It’s just… it’s such a weird ending.

The last scene alone points out the absurdity and cruelty of what’s happening. The voiceover says that Asuka will inevitably be told, despite literally nothing in the story to date pointing in that direction. (Certainly her mother never seems like she’s just waiting for the right moment.) The implication is clear – it is unconscionable for this girl to be lied to indefinitely.

And yet!

And yet, after a series of well-meaning evasions and obfuscations, the solution that Kamen Rider Double comes up with is to let this little girl think that her father is a) still alive, b) protecting the city in lieu of spending any time with her ever again, and c) STILL ALIVE. All of this is horrible, considering that this little girl has been lied to for over a year, with no off-ramp to this deception in sight. But the show treats it like she’s being let down easy – a gentle deception to save a kid from pain – and then is just like Someday It All Works Somehow ROLL CREDITS.

It’s… man, it’s cowardly. I don’t wanna play the Kuuga Woulda Done This Better card, but there are shows that understand that kids need to confront hardship sometimes if they’re ever going to become healthy and emotionally-secure adults, and then there’s whatever this was. Multiple opportunities for Shotaro or the kid’s mom to come clean and make this a teachable moment about honesty and taking solace from grief in the people around you, but they just gaslight this kid into thinking her dad simply doesn’t want to come home. Worse! So much worse!

Like, I was genuinely hoping that the final moment between Asuka and Double was going to be Asuka telling Double that she knows he isn’t her dad, but it’s nice to pretend or something. Some way for the show to feel less like it’s traumatizing this kid In A Nice Way. But it never does, and just goes all in on it being a heroic idea to lie to a child about their dead dad. That’s it, that’s the lesson – it is okay to spare kids from reality by lying to them indefinitely and assuming it’ll all work out in the future for some reason. Jesus.

If it weren’t for that nightmare of an emotional resolution, this was actually an okay episode!

It’s not a great Double episode – the mystery is sort of nowhere in this one, honestly – but it’s a decent Kamen Rider adventure. The fight between Nazca and Double is an episode highlight, with some intriguing character development for both characters. Nazca’s boundless ego runs up against Shotaro’s unpredictability, to explosive effect. It’s a neat look into how Kirihiko has some nobility to him, and how he’s also fighting for Fuuto… sort of, in a Mine All Mine way. The fight itself feels a little more dangerous and calculated than the various Dopant battles of the last few stories, which is a plus.
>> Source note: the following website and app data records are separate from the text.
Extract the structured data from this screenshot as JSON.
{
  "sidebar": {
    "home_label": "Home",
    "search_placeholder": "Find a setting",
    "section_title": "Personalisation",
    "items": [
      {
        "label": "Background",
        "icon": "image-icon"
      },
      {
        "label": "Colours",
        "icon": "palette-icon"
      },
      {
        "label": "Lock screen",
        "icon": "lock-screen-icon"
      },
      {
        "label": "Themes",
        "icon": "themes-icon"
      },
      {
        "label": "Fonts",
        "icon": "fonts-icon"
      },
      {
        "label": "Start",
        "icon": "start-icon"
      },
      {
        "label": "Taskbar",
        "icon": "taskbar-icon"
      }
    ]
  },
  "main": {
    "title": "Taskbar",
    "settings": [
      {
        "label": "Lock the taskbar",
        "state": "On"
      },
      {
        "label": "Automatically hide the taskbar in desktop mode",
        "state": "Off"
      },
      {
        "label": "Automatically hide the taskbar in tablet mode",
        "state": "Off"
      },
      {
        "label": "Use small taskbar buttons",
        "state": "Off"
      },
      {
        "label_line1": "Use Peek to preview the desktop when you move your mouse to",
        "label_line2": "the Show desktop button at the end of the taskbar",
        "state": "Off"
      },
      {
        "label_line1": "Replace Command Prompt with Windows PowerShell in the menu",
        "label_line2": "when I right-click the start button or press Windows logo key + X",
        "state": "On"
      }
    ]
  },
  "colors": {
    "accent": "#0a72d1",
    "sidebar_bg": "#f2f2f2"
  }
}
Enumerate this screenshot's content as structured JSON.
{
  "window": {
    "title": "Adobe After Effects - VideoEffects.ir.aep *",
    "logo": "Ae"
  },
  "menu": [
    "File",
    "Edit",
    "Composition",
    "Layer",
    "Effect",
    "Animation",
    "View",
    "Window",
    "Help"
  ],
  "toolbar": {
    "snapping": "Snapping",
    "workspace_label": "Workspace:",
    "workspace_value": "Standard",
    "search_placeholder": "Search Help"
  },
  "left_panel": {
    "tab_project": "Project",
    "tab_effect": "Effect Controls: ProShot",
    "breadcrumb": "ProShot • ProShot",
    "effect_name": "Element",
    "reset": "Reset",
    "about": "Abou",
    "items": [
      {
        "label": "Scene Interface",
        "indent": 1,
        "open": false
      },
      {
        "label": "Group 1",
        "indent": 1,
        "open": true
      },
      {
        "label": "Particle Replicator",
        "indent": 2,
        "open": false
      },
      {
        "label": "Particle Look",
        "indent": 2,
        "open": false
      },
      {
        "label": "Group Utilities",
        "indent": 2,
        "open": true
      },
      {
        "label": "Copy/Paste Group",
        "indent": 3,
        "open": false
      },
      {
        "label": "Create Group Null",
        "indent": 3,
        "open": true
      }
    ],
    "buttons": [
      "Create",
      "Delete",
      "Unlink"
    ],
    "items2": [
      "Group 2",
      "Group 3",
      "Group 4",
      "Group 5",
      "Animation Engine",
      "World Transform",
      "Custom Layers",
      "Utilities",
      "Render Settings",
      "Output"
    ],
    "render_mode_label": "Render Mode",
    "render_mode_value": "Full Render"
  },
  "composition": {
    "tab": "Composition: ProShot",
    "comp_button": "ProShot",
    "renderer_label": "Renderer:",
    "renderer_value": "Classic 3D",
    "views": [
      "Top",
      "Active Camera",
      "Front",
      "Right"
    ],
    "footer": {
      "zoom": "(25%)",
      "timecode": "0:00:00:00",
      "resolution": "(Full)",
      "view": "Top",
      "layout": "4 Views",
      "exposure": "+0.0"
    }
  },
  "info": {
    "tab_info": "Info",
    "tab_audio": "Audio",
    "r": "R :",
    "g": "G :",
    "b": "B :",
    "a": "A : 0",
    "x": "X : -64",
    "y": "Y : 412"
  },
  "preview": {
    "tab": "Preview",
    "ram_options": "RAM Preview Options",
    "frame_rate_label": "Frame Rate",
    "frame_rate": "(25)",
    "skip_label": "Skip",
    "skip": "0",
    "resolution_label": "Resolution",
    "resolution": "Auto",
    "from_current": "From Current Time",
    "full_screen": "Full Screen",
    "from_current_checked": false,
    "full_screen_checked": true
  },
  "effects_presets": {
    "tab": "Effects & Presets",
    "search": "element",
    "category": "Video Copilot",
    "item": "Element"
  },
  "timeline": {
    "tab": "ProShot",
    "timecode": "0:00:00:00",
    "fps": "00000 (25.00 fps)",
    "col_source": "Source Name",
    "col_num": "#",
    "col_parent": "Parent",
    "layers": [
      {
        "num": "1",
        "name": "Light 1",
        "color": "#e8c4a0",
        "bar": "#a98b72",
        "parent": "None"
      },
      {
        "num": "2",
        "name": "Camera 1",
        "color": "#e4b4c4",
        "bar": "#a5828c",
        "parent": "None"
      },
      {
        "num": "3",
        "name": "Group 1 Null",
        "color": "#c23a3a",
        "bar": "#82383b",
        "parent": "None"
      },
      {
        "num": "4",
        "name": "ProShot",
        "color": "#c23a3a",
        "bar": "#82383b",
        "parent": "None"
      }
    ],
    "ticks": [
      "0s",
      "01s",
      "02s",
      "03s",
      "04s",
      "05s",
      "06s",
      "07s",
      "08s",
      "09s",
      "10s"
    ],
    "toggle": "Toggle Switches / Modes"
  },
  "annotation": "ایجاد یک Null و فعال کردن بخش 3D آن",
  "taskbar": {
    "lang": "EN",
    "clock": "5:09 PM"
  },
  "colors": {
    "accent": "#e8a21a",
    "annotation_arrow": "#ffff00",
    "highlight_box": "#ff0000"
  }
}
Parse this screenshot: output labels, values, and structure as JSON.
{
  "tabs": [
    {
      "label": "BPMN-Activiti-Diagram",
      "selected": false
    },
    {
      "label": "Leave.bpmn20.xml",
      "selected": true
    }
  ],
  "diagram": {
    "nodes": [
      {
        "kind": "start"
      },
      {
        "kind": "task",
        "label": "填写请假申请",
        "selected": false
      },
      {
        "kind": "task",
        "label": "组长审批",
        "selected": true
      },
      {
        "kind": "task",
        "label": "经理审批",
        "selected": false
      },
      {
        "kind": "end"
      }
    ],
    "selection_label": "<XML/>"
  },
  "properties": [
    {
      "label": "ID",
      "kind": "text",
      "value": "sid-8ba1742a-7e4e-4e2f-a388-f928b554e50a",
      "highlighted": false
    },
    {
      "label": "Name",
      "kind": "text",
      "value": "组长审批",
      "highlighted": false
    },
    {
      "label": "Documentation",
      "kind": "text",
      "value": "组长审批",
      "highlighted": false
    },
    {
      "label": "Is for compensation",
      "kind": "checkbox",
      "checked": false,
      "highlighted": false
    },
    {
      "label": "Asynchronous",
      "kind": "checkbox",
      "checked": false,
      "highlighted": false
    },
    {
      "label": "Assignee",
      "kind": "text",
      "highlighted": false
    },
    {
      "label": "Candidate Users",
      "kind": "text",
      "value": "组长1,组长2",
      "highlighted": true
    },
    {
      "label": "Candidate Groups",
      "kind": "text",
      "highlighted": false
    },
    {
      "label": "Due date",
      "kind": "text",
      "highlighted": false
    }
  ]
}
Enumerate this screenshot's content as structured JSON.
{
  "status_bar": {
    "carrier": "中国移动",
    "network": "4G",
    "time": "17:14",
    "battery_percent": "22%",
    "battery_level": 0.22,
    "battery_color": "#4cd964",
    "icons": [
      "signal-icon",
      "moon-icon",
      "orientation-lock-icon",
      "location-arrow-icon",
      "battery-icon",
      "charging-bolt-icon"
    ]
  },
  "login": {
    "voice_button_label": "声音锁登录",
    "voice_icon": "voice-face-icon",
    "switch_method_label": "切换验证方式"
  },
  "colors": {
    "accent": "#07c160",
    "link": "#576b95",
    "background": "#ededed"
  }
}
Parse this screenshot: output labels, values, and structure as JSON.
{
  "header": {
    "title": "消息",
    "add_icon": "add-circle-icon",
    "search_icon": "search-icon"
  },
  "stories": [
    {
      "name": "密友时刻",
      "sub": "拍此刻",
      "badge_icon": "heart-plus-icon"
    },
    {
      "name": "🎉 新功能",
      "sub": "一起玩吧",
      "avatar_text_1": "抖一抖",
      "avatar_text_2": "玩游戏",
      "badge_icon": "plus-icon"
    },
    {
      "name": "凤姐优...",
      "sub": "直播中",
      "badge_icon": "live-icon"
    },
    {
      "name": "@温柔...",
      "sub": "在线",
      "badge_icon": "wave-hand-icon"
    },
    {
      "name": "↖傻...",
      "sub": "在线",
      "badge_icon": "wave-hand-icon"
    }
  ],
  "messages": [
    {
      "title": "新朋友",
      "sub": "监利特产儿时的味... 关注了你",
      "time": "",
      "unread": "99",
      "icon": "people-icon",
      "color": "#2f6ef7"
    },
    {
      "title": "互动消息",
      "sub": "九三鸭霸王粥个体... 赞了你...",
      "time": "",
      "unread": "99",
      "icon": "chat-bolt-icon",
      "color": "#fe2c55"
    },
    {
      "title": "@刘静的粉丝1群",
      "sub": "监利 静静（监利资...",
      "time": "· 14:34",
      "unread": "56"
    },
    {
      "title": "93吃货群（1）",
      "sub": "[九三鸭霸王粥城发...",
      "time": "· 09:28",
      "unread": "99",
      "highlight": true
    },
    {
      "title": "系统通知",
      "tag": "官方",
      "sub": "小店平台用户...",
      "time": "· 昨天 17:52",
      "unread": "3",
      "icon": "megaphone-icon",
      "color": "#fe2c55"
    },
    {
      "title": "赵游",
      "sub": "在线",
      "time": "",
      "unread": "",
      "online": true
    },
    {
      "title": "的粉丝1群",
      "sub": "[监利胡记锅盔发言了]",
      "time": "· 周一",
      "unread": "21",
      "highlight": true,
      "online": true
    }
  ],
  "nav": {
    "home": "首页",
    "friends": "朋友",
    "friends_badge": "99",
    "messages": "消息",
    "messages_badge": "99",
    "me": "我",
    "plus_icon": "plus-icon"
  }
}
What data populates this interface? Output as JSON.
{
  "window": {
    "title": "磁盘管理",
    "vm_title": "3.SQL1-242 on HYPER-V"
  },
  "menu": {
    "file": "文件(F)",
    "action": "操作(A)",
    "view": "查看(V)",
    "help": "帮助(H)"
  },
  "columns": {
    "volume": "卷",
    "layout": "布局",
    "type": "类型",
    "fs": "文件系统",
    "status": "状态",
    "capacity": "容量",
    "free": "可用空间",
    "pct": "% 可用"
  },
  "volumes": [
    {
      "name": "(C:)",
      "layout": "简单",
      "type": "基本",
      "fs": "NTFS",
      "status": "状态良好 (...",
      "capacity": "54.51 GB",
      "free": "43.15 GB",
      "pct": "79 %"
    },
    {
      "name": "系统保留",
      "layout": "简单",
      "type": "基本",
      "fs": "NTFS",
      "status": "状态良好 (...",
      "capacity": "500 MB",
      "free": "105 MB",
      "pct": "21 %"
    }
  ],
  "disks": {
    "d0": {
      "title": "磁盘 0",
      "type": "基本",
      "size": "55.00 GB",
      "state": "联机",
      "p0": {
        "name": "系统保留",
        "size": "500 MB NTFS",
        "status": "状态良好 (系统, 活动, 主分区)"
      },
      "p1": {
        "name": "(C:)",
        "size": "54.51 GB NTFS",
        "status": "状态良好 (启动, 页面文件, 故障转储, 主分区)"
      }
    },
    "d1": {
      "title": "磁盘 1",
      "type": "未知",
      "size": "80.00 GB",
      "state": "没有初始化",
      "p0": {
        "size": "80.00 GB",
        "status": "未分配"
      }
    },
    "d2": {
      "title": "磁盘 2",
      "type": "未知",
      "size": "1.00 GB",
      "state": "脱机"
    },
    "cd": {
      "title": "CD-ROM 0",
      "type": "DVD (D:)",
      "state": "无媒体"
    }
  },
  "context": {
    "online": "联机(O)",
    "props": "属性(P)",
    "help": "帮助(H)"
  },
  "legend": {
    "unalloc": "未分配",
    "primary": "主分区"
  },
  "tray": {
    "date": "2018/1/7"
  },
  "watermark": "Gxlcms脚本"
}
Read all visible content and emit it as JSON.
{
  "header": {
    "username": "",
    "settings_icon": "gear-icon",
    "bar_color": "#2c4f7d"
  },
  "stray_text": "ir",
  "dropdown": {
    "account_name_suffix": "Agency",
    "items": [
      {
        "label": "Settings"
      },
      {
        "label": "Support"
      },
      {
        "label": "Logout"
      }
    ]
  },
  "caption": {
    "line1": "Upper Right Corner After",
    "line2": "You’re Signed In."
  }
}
Beyond that awesome fight, we get a few check-ins with a variety of characters (the ramen cart scene!), but it’s pretty much just a Shotaro story. Akiko’s barely in it, and Philip plays the role of rueful sidekick, without ever really interacting with anyone else in the story. Fun segments, but it never feels like anything more than a break in Shotaro’s narrative. Not… not my favorite thing for an ensemble show to do this early in the run? None of the scenes are bad, mind, but they don’t… they all feel very vestigial. You could cut just about any of them and the core Shotaro/Asuka story would still work, for better or worse.

Worse for me, I guess, because of that ending. Can’t believe I forgot an ending I hated as much as this one. Yikes!


-The little doll that Asuka has looks like an HBV suit for Kamen Rider Knight that Ren used a wish on to make everyone forget about.

-Nazca… I don’t remember how I felt about this guy on the first go around. Not my favorite Sonozaki character, if I recall. He was okay, and the Nazca suit was great, but I’m sure I appreciated everyone else more, for reasons of, uh, story impact. This time around, I definitely like his smarmy nonsense quite a bit. He’s a guy that has smirked and flattered his way to power, but it’s power he only gained by proximity and seduction; he’s a useful idiot, rather than a brilliant mastermind. (I mean, he’s not an idiot idiot, but he definitely doesn’t have the undying respect of his in-laws.) And I like his ascot or whatever!